◆ Assignment
Using the records that follow, tally the lines containing the word "photo" and state only the count.

◆ Data for this task
______________________________

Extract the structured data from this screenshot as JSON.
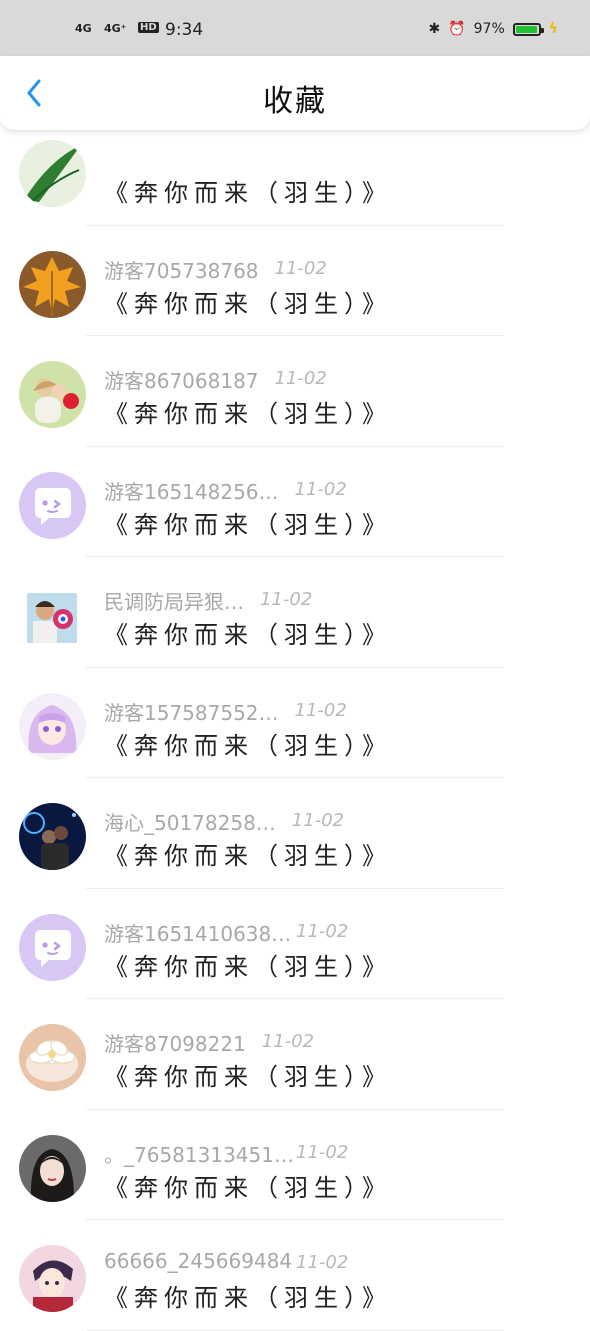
{
  "status": {
    "net1": "4G",
    "net2": "4G⁺",
    "hd": "HD",
    "time": "9:34",
    "battery_pct": "97%",
    "battery_level": 0.97,
    "icons": [
      "bluetooth-icon",
      "alarm-icon",
      "battery-icon",
      "charging-icon"
    ]
  },
  "header": {
    "title": "收藏",
    "back_icon": "chevron-left-icon"
  },
  "accent_color": "#2196f3",
  "items": [
    {
      "name": "",
      "date": "",
      "song": "《奔你而来（羽生）》",
      "avatar": "green-leaf"
    },
    {
      "name": "游客705738768",
      "date": "11-02",
      "song": "《奔你而来（羽生）》",
      "avatar": "maple-leaf"
    },
    {
      "name": "游客867068187",
      "date": "11-02",
      "song": "《奔你而来（羽生）》",
      "avatar": "couple-photo"
    },
    {
      "name": "游客165148256…",
      "date": "11-02",
      "song": "《奔你而来（羽生）》",
      "avatar": "default-chat"
    },
    {
      "name": "民调防局异狠…",
      "date": "11-02",
      "song": "《奔你而来（羽生）》",
      "avatar": "man-flower"
    },
    {
      "name": "游客157587552…",
      "date": "11-02",
      "song": "《奔你而来（羽生）》",
      "avatar": "anime-girl"
    },
    {
      "name": "海心_50178258…",
      "date": "11-02",
      "song": "《奔你而来（羽生）》",
      "avatar": "night-photo"
    },
    {
      "name": "游客1651410638…",
      "date": "11-02",
      "song": "《奔你而来（羽生）》",
      "avatar": "default-chat"
    },
    {
      "name": "游客87098221",
      "date": "11-02",
      "song": "《奔你而来（羽生）》",
      "avatar": "flower-cup"
    },
    {
      "name": "。_76581313451…",
      "date": "11-02",
      "song": "《奔你而来（羽生）》",
      "avatar": "girl-portrait"
    },
    {
      "name": "66666_245669484",
      "date": "11-02",
      "song": "《奔你而来（羽生）》",
      "avatar": "anime-boy"
    }
  ]
}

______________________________

◆ Output for this task
2